We attended the Highland Paradise show. It’s one of the main shows on the island, the reports have some too. Josie, at our retreat, recommended it to us and said it was culturally authentic. It started with a presentation of the history and culture of Raratonga and then moved forward showing the changes over the years through music and dance. We had a dinner and answered the most popular question from anyone who wasn’t American, So why is Donald Trump popular? I still don’t have an answer for that question. Sometimes they talked so fast, we couldn’t understand their New Zealand accents!
Most of the time I was lazy. And it was great. But along with the hike, we did kayak and ride bikes. So I guess we weren’t completely lazy. Everything was green and lush. Everywhere you looked was green with banana trees, coconut trees, and Pawpaw trees. People were friendly and will offer you assistance if you are walking along the road away from popular tourist areas.
Air New Zealand: the island subsidizes air New Zealand flights from the US because they are actively trying to grow tourism. Which means we got a good deal.

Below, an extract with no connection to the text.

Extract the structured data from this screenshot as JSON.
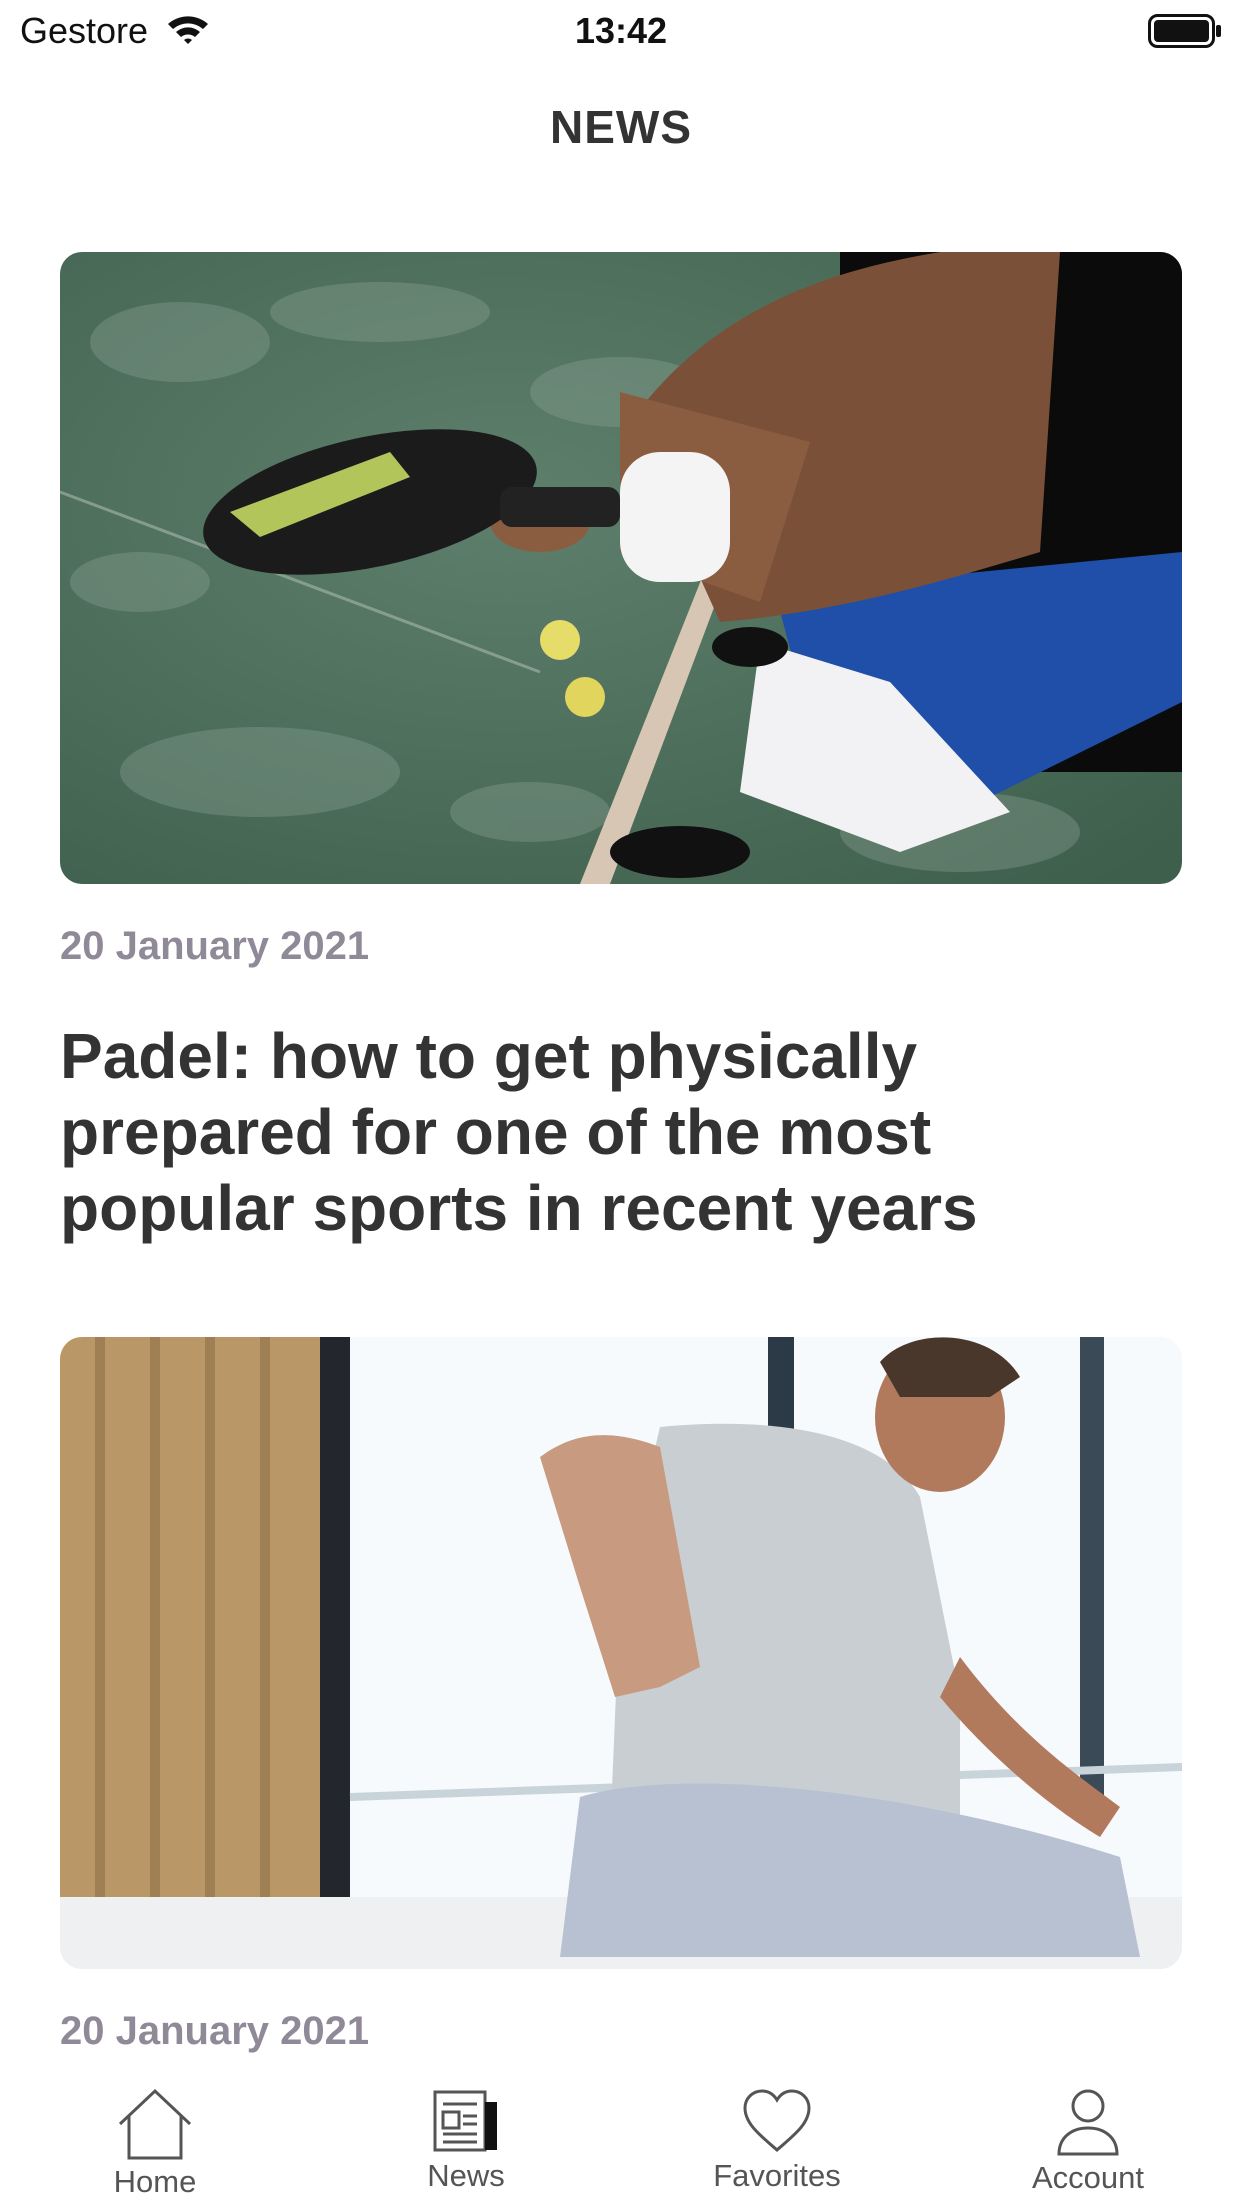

In the Matavera area, off from the main tourist areas. They focus on sustainable tourism including Eco friendly soaps and toilet paper in the bathroom, and above ground structures to limit the impact of the environment.
New Zealand dollars, we usually got 1.35-1.40 for each US dollar.
Good to know
Renting a car or scooter is popular on the island. You do need a drivers license for the island, which is like 20 NZ and can be done quickly. Some scooter places were just 13 NZ a day.
Water should be filtered at your resort or bottled, ask about it.
The island is protected by a barrier that creates the calm lagoon. Muri Lagoon is very popular for water activities, but the best snorkeling is in Fruits of Raratonga. Protecting the beauty of the Cook Islands is important for tourists to consider, so don’t step on coral, it is alive. Wear reef shoes and avoid getting close to breaks in the barrier, where the ocean current can pull you out.
5 thoughts on “Vacationing Off The Grid-the internet one”
It was pretty amazing (to be away from everyone 😀)
The Cook Islands have recently popped up on my radar 🙂 and from your pictures it looks so beautiful. We just got home from Mo’orea and went off the grid for the most part while we were there. You know you’re going somewhere awesome when you can’t get the International phone plan added to your cell phone. 😉
And that is HILARIOUS about the Donald Trump question… it has me stumped as well. 🙂
Well if you visit the Cook Islands, I would recommend the place we stayed, but I would also recommend renting scooters to get around since it is off of the beaten path! ☹️
This looks like my version of heaven . . . relaxed, naturey, kind. Oh, I’m jealous of this trip.
I really want to pull the “found a place & we’re heading out” card some day. When the kids are a bit older, methinks.